What you need to do
Every line in the entries that holds "Messages" should be identified and copied.
*** Raw data ***
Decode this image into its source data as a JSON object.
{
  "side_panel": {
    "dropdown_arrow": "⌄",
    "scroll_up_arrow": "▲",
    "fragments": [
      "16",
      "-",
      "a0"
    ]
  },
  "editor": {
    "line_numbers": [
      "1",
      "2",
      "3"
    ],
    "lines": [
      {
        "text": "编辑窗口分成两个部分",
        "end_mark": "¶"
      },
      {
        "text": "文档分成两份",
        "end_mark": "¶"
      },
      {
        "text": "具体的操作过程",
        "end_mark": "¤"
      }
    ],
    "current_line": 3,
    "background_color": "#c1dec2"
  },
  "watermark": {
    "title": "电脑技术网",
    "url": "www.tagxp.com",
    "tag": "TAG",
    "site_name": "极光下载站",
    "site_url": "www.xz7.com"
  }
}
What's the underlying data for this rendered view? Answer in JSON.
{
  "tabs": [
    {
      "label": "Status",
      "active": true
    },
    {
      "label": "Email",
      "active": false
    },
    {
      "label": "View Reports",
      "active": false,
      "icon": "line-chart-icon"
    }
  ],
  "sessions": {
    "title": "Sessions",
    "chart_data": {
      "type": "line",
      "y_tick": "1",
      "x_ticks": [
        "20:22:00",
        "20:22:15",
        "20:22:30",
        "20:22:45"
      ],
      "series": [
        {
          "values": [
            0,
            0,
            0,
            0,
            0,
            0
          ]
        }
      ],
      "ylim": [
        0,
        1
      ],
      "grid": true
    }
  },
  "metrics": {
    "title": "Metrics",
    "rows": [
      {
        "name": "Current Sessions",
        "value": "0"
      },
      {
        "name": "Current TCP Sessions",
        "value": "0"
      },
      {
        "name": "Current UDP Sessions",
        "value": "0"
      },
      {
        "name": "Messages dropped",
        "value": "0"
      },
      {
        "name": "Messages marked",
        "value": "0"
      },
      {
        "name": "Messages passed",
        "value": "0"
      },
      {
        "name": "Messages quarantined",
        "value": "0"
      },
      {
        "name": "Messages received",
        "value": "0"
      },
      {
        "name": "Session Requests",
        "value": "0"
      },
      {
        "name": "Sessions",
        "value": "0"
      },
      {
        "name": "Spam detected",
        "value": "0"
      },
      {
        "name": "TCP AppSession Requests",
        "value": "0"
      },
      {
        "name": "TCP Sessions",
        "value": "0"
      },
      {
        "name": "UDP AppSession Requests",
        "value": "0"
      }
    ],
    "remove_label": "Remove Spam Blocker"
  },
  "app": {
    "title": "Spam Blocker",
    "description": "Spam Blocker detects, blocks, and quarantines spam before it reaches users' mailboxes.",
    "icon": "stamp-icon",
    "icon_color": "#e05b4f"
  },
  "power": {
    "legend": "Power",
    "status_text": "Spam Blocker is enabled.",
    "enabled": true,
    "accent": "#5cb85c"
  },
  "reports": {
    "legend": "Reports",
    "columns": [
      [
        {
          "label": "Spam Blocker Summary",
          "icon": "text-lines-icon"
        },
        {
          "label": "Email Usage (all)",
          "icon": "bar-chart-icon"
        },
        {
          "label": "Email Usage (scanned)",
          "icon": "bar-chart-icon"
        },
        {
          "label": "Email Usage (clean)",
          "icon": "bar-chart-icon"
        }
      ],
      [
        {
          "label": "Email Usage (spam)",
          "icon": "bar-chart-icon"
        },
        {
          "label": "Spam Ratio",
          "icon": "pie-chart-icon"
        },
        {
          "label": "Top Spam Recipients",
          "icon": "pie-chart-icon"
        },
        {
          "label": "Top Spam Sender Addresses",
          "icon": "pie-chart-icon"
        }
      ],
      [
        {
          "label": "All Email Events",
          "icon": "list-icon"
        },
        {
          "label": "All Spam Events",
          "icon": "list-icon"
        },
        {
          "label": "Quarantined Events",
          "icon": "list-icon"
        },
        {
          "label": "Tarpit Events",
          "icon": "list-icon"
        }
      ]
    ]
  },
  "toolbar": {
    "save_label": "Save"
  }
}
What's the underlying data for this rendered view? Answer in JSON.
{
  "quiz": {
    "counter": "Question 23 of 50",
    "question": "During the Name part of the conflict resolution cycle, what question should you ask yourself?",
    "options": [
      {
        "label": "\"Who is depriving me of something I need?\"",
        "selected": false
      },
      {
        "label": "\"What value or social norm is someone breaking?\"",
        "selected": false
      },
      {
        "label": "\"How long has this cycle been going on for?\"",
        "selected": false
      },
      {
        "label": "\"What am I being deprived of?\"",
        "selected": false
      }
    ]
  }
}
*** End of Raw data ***
Written answer
        "name": "Messages dropped",
        "name": "Messages marked",
        "name": "Messages passed",
        "name": "Messages quarantined",
        "name": "Messages received",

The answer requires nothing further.